Feeds

'Thousands of iPhone, iPad apps' vulnerable to simple redirect joyriders

Wanna edit the news yourself? Here's how, say security bods

SANS - Survey on application security programs

RSA Europe 2013 An Israeli security firm will expose a flaw common to thousands of iPhone and iPad applications, which allows miscreants to hijack software using persistent man-in-the-middle attacks.

"We identified a very large number of applications that are vulnerable to this problem," Skycure's CTO Yair Amit told The Register. The programming error will be revealed at the RSA Europe conference in Amsterdam on Tuesday.

"Usually we go through responsible disclosure and contact specific vendors of programs, solve it, then talk about it. In this case it's an interesting challenge in that there's a huge amount of applications, too many to have an organized disclosure route, so we give developers the information they need to fix the applications."

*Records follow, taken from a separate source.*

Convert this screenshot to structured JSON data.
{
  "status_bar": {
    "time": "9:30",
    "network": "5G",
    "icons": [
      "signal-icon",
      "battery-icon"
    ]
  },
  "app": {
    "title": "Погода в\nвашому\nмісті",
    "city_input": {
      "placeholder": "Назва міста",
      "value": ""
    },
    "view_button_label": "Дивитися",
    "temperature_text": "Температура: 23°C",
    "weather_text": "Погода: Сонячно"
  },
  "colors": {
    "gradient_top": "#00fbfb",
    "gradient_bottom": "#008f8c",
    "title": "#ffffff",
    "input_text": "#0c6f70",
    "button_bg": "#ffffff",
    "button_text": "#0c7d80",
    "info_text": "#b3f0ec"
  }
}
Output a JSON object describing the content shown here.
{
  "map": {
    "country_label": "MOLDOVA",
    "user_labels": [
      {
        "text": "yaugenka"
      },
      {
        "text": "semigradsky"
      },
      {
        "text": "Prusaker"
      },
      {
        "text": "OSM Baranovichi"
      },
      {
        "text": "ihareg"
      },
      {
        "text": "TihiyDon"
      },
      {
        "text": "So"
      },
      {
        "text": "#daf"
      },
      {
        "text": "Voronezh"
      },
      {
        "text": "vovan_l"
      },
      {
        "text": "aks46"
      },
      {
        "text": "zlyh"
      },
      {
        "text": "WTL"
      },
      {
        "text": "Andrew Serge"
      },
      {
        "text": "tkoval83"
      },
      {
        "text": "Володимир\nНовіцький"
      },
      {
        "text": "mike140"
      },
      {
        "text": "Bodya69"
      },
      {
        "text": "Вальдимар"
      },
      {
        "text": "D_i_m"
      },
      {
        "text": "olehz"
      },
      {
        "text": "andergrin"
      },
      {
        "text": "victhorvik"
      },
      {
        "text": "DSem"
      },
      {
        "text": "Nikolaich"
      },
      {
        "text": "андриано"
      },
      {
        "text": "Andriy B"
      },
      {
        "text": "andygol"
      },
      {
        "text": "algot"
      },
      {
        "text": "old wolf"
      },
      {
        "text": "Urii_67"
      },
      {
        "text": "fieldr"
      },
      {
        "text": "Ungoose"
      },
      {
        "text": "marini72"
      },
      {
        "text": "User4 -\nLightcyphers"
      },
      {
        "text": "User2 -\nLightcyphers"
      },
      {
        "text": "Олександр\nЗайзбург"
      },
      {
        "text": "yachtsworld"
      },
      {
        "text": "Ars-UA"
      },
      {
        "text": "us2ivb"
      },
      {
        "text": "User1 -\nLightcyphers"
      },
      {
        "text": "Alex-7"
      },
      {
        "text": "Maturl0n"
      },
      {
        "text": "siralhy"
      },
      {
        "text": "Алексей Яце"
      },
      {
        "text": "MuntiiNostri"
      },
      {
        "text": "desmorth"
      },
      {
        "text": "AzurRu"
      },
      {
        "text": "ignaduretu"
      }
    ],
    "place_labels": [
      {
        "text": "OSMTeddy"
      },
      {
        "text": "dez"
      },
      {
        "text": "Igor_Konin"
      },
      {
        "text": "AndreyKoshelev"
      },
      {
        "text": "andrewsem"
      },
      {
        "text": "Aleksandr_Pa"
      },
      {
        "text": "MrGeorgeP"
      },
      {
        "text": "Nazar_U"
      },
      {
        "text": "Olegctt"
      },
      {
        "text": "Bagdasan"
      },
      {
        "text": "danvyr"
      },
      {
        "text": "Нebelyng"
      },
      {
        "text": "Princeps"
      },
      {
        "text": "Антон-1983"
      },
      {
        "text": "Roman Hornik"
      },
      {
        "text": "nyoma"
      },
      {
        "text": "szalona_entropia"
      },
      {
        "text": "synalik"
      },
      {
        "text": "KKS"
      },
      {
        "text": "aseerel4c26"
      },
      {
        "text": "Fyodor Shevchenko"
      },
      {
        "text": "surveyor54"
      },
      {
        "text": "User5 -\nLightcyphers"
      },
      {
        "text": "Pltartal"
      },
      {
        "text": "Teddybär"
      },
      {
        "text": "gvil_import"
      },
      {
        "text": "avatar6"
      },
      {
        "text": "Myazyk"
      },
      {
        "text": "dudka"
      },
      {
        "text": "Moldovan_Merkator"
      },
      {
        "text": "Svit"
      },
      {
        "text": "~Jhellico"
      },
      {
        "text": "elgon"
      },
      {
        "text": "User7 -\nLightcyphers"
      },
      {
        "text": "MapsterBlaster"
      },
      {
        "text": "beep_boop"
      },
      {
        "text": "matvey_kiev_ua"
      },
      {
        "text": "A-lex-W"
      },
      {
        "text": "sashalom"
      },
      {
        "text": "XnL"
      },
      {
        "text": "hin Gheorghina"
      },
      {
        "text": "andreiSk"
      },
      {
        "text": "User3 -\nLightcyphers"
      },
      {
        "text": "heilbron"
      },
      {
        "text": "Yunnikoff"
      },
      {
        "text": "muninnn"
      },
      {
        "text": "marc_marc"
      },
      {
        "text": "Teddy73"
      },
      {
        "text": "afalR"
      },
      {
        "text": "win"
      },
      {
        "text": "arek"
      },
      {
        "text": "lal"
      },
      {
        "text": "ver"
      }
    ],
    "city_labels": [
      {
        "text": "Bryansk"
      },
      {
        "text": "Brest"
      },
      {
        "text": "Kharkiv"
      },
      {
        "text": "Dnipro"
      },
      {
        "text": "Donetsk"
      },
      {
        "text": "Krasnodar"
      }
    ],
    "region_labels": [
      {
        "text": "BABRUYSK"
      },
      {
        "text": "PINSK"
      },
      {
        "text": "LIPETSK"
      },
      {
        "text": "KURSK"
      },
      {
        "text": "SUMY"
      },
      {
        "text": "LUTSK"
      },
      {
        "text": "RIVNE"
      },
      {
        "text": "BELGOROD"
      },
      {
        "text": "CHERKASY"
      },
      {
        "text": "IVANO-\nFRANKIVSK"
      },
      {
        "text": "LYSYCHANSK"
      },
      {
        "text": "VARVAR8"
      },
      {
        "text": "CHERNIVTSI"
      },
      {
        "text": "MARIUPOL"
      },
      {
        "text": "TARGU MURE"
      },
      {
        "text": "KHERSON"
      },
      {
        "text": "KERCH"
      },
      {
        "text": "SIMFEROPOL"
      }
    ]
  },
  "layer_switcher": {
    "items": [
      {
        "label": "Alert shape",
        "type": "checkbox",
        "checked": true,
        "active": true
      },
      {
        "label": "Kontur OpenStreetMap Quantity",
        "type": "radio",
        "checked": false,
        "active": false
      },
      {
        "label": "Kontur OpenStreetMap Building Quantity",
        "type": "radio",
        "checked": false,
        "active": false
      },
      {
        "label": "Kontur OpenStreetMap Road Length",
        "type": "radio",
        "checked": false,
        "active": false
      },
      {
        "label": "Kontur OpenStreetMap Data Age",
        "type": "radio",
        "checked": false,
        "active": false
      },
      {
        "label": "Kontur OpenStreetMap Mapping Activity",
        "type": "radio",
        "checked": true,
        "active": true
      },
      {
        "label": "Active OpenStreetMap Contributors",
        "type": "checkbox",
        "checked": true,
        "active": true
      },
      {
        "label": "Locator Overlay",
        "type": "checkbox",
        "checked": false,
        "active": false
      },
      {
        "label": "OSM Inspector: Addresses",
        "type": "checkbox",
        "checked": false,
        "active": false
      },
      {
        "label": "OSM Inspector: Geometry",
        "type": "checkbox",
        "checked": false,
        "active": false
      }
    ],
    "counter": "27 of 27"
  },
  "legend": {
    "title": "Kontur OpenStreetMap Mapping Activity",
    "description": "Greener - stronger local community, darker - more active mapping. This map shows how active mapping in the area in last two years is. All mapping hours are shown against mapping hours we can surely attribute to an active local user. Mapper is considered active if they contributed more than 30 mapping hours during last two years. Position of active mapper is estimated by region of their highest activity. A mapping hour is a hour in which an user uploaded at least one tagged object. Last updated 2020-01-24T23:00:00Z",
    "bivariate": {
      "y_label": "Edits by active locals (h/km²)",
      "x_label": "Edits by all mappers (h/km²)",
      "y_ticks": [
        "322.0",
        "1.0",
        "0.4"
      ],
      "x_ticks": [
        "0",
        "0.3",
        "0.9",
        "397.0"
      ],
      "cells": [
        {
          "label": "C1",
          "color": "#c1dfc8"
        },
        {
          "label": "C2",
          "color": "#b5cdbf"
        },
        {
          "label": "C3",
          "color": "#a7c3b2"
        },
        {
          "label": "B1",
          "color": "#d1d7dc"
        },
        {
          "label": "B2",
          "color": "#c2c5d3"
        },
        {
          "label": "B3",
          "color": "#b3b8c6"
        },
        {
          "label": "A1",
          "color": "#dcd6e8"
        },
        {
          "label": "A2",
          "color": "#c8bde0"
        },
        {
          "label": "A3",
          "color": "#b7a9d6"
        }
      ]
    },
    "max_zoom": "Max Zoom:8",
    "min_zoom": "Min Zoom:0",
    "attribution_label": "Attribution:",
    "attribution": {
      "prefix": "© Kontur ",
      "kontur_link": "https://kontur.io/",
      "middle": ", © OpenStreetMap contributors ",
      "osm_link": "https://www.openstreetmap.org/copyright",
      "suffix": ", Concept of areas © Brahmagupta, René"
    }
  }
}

The researchers at Skycure have dubbed the attack HTTP Request Hijacking. It basically works by exploiting weaknesses in the way poorly written apps communicate with backend servers provided by their developers or indeed any websites.

An attacker needs to intercept an app's attempt to fetch data via HTTP and reply with a 301 code that tells the program the requested resource has moved permanently to another address, ie: one controlled by the hijacker.

The simple yet effective attack shifts the URL consulted by an application from that used by the developer to whatever the attacker fancies without needing to alert the user. Data expected to be fetched from the backend server will instead feed from the attacker's system, and conversely any information submitted by the app, however personal, will end up in the miscreant's hands.

There's no outward sign that the application has been subverted, Amit said, and once the application is breached it can be manipulated into providing any information sent down the line. He cited the hacked AP Twitter feed that briefly wiped billions off the Dow Jones Industrial Average in April as one possible use for the attack.

The 301 problem has been highlighted as a possible hacking vector before, and best coding practice involves setting up at least a secondary URL that the application automatically defaults to before accepting the redirect. But it seems few coders got the message on this, based on Skycure's research.

Fixing the issue is relatively simple. The company will post a source code fix that can be dropped into applications quickly by developers, and open up a repository of reference material that can be consulted to avoid the problem in the future. Amit said Apple was warned about the issue, but he added that the flaw was in application coding, rather than subverting iOS itself. ®

High performance access to file storage

More from The Register

next story
Obama allows NSA to exploit 0-days: report
If the spooks say they need it, they get it
Samsung Galaxy S5 fingerprint scanner hacked in just 4 DAYS
Sammy's newbie cooked slower than iPhone, also costs more to build
Snowden-inspired crypto-email service Lavaboom launches
German service pays tribute to Lavabit
Mounties always get their man: Heartbleed 'hacker', 19, CUFFED
Canadian teen accused of raiding tax computers using OpenSSL bug
One year on: diplomatic fail as Chinese APT gangs get back to work
Mandiant says past 12 months shows Beijing won't call off its hackers
Call of Duty 'fragged using OpenSSL's Heartbleed exploit'
So it begins ... or maybe not, says one analyst
prev story

Whitepapers

Top three mobile application threats
Learn about three of the top mobile application security threats facing businesses today and recommendations on how to mitigate the risk.
Combat fraud and increase customer satisfaction
Based on their experience using HP ArcSight Enterprise Security Manager for IT security operations, Finansbank moved to HP ArcSight ESM for fraud management.
The benefits of software based PBX
Why you should break free from your proprietary PBX and how to leverage your existing server hardware.
Five 3D headsets to be won!
We were so impressed by the Durovis Dive headset we’ve asked the company to give some away to Reg readers.
SANS - Survey on application security programs
In this whitepaper learn about the state of application security programs and practices of 488 surveyed respondents, and discover how mature and effective these programs are.